[Data items]
········
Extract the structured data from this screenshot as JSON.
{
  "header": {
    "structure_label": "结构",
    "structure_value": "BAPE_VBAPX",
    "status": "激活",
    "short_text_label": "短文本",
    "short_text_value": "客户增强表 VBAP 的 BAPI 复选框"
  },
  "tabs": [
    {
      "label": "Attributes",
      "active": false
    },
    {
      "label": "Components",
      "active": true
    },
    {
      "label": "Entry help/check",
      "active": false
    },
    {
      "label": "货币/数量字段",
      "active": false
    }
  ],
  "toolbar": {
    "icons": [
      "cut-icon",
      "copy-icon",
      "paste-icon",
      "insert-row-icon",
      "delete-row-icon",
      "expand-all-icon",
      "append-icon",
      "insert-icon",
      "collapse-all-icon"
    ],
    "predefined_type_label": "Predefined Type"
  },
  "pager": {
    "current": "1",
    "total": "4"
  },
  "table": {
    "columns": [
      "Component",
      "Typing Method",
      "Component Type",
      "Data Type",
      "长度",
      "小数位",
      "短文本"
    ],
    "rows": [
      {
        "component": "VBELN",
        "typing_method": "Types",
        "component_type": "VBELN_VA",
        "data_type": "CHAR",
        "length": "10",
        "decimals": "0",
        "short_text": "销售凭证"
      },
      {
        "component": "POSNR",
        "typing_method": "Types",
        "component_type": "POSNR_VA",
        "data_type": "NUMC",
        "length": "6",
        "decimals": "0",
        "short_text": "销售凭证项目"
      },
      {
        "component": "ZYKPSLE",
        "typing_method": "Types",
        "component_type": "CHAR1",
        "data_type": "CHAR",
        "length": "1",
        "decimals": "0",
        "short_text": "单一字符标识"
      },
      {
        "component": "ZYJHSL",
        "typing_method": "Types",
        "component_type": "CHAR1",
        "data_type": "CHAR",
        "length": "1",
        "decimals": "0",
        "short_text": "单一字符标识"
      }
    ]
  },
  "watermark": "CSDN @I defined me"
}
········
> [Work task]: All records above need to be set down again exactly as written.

> [Expected output]:
Extract the structured data from this screenshot as JSON.
{
  "header": {
    "structure_label": "结构",
    "structure_value": "BAPE_VBAPX",
    "status": "激活",
    "short_text_label": "短文本",
    "short_text_value": "客户增强表 VBAP 的 BAPI 复选框"
  },
  "tabs": [
    {
      "label": "Attributes",
      "active": false
    },
    {
      "label": "Components",
      "active": true
    },
    {
      "label": "Entry help/check",
      "active": false
    },
    {
      "label": "货币/数量字段",
      "active": false
    }
  ],
  "toolbar": {
    "icons": [
      "cut-icon",
      "copy-icon",
      "paste-icon",
      "insert-row-icon",
      "delete-row-icon",
      "expand-all-icon",
      "append-icon",
      "insert-icon",
      "collapse-all-icon"
    ],
    "predefined_type_label": "Predefined Type"
  },
  "pager": {
    "current": "1",
    "total": "4"
  },
  "table": {
    "columns": [
      "Component",
      "Typing Method",
      "Component Type",
      "Data Type",
      "长度",
      "小数位",
      "短文本"
    ],
    "rows": [
      {
        "component": "VBELN",
        "typing_method": "Types",
        "component_type": "VBELN_VA",
        "data_type": "CHAR",
        "length": "10",
        "decimals": "0",
        "short_text": "销售凭证"
      },
      {
        "component": "POSNR",
        "typing_method": "Types",
        "component_type": "POSNR_VA",
        "data_type": "NUMC",
        "length": "6",
        "decimals": "0",
        "short_text": "销售凭证项目"
      },
      {
        "component": "ZYKPSLE",
        "typing_method": "Types",
        "component_type": "CHAR1",
        "data_type": "CHAR",
        "length": "1",
        "decimals": "0",
        "short_text": "单一字符标识"
      },
      {
        "component": "ZYJHSL",
        "typing_method": "Types",
        "component_type": "CHAR1",
        "data_type": "CHAR",
        "length": "1",
        "decimals": "0",
        "short_text": "单一字符标识"
      }
    ]
  },
  "watermark": "CSDN @I defined me"
}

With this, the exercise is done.